**PROVIDED INFORMATION**.
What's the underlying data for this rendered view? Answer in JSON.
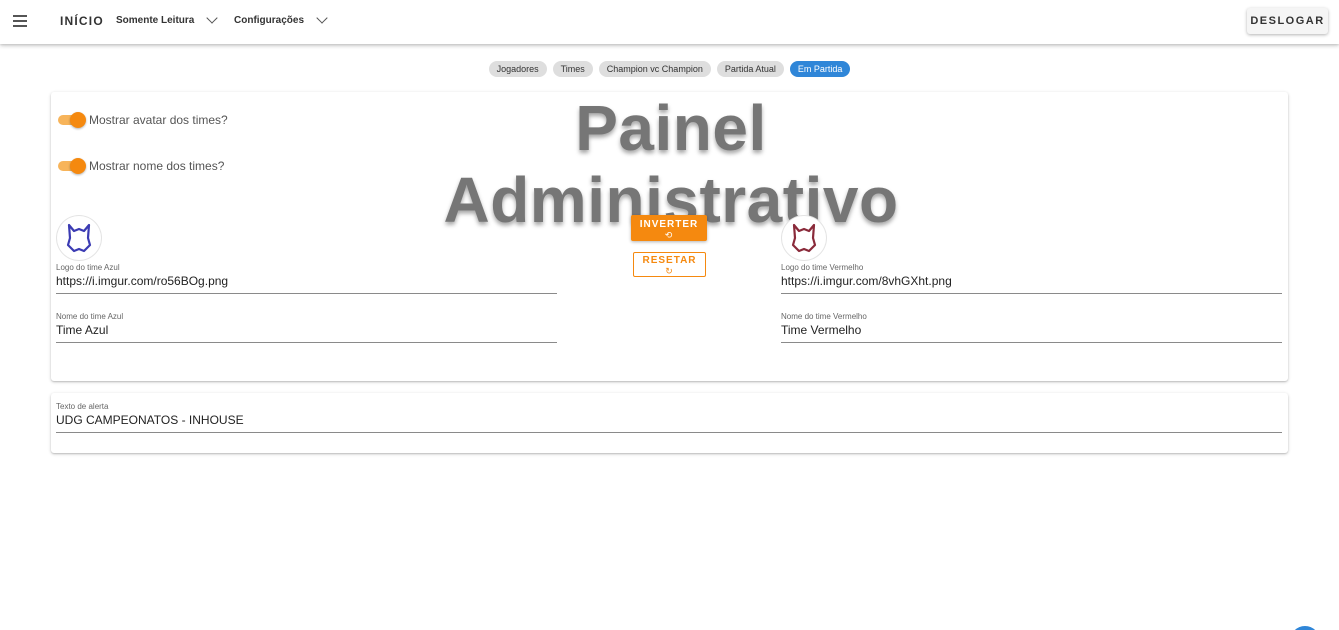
{
  "header": {
    "home_label": "INÍCIO",
    "readonly_label": "Somente Leitura",
    "settings_label": "Configurações",
    "logout_label": "DESLOGAR"
  },
  "tabs": [
    {
      "label": "Jogadores",
      "active": false
    },
    {
      "label": "Times",
      "active": false
    },
    {
      "label": "Champion vc Champion",
      "active": false
    },
    {
      "label": "Partida Atual",
      "active": false
    },
    {
      "label": "Em Partida",
      "active": true
    }
  ],
  "panel": {
    "title": "Painel Administrativo",
    "toggle_avatar_label": "Mostrar avatar dos times?",
    "toggle_avatar_on": true,
    "toggle_name_label": "Mostrar nome dos times?",
    "toggle_name_on": true,
    "invert_label": "INVERTER",
    "reset_label": "RESETAR",
    "blue": {
      "logo_label": "Logo do time Azul",
      "logo_value": "https://i.imgur.com/ro56BOg.png",
      "name_label": "Nome do time Azul",
      "name_value": "Time Azul",
      "color": "#3b3bb3"
    },
    "red": {
      "logo_label": "Logo do time Vermelho",
      "logo_value": "https://i.imgur.com/8vhGXht.png",
      "name_label": "Nome do time Vermelho",
      "name_value": "Time Vermelho",
      "color": "#8a2a3a"
    }
  },
  "alert": {
    "label": "Texto de alerta",
    "value": "UDG CAMPEONATOS - INHOUSE"
  },
  "colors": {
    "accent": "#f5890f",
    "chip_active": "#2f86d8"
  }
}
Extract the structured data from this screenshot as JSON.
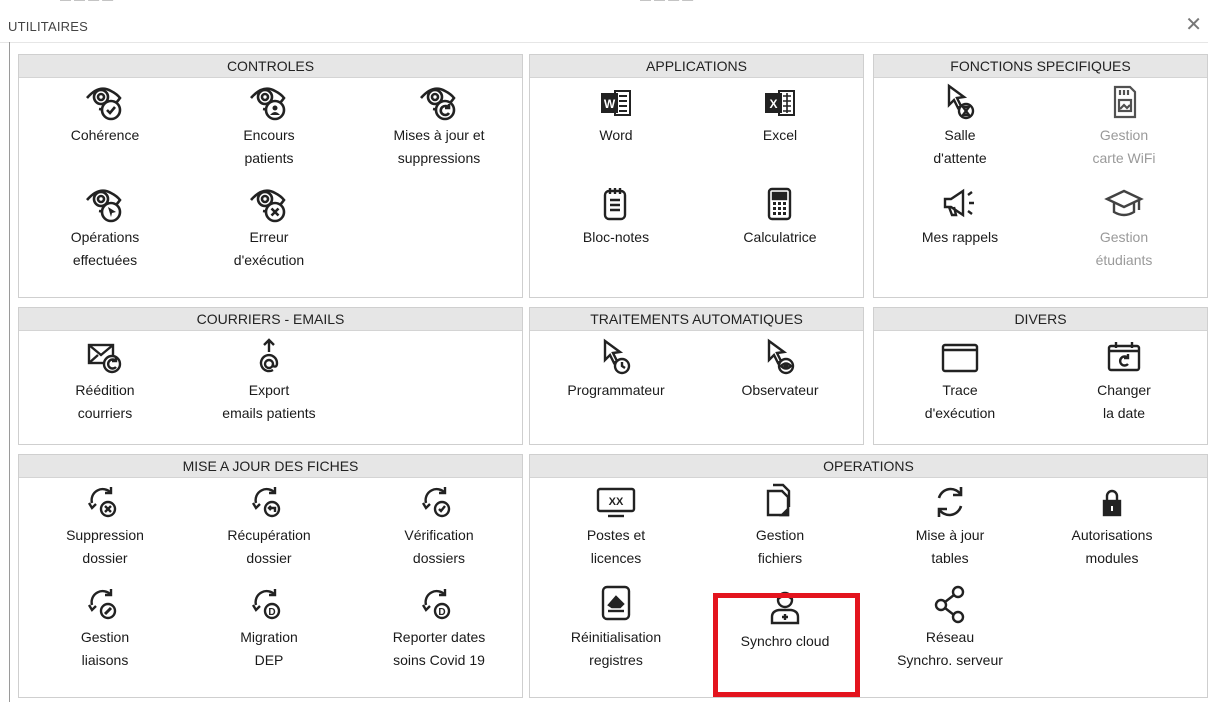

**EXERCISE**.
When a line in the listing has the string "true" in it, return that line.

**ANSWER TO THIS EXERCISE**.
      "active": true
    "toggle_avatar_on": true,
    "toggle_name_on": true,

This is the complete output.